It became clear: Blogs have gone mainstream.
The Technorati report on the blogosphere was released over 5 consecutive days, with each day covering a different aspect (who blogs, why they blog, how they blog, making money, and using brands). The report is very well-done and informative. Some interesting findings:
- Most bloggers are over 35 years old, except in Asia.
- Most bloggers have been blogging for nearly 3 years.
- Bloggers on average look at four success metrics, including personal satisfaction, comments on their posts, visitors to the blog, and links from other sites.
- 78% of bloggers manage their blogs alone.

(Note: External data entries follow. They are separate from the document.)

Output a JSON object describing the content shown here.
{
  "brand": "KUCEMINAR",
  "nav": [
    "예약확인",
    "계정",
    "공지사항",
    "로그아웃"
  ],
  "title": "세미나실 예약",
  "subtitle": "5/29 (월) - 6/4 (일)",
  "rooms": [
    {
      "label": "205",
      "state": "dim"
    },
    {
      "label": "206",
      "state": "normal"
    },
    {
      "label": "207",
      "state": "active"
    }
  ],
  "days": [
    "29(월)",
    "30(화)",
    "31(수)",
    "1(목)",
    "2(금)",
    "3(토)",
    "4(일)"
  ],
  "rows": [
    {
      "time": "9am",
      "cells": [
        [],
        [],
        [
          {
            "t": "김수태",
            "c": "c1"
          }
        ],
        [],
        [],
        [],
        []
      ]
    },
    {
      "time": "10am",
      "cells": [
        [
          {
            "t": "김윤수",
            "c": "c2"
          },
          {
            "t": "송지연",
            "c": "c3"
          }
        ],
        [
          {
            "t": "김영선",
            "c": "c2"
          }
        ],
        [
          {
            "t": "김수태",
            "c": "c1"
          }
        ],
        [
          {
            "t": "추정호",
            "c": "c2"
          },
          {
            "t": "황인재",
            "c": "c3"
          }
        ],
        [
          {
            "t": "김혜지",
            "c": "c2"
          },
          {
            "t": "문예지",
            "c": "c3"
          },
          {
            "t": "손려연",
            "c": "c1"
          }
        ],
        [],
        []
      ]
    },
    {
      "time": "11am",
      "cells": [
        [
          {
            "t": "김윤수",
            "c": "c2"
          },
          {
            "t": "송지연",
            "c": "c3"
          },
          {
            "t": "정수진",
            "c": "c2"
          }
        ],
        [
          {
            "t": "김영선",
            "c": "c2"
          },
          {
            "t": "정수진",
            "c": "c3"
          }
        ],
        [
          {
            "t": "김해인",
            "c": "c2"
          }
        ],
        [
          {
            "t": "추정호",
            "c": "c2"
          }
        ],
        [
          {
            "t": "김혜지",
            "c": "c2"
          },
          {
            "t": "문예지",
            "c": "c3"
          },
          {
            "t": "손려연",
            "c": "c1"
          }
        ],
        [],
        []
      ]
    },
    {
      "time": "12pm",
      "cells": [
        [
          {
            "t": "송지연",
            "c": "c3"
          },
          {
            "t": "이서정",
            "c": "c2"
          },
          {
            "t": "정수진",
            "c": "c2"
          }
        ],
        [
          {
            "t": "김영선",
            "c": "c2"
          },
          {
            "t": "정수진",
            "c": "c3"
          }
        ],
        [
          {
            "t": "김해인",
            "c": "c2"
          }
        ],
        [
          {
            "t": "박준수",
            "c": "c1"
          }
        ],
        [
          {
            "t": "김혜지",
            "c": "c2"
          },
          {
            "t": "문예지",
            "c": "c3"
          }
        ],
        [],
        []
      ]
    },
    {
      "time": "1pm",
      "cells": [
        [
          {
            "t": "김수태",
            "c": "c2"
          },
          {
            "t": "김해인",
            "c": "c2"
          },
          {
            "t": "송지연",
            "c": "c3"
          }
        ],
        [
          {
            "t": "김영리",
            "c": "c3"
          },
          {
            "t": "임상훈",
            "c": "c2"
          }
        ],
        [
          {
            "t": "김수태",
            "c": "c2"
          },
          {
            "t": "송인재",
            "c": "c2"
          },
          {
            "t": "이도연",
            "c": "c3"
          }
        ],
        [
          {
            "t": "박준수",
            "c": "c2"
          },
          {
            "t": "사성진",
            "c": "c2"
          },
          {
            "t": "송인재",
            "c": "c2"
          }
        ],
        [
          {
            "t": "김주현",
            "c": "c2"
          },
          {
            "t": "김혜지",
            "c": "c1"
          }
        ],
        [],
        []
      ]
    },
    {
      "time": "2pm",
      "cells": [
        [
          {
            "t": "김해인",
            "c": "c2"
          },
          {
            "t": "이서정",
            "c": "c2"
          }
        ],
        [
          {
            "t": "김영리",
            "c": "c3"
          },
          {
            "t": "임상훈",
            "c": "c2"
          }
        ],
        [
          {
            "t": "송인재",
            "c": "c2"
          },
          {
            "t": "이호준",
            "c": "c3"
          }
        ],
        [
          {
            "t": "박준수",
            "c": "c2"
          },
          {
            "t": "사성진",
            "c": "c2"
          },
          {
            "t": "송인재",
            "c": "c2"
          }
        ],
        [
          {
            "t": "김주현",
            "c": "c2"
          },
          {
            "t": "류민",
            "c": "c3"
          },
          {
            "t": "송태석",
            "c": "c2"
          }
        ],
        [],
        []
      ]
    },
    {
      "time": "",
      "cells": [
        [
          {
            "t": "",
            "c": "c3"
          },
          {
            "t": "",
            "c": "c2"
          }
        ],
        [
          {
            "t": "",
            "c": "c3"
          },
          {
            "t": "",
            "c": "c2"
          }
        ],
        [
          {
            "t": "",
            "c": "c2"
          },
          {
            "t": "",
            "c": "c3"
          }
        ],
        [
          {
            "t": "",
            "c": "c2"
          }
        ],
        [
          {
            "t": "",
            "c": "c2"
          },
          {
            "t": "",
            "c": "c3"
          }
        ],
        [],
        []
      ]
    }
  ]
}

- 54% of bloggers make money on their blogs, but the median amount is $200 (mean, $5,000).
- 37% of bloggers have been quoted in the mainstream media.
- Bloggers spend more time online, but less time watching television, than average.
Most importantly, 71% believe that blogs are being taken more seriously as information sources, and half believe blogs will be primary information sources in the near future.
I tend to agree. There are too many advantages, too many experts have been unearthed, the network effect is escalating, and the audience has arrived.
It sounds mainstream to me. After all, you’re reading one right now.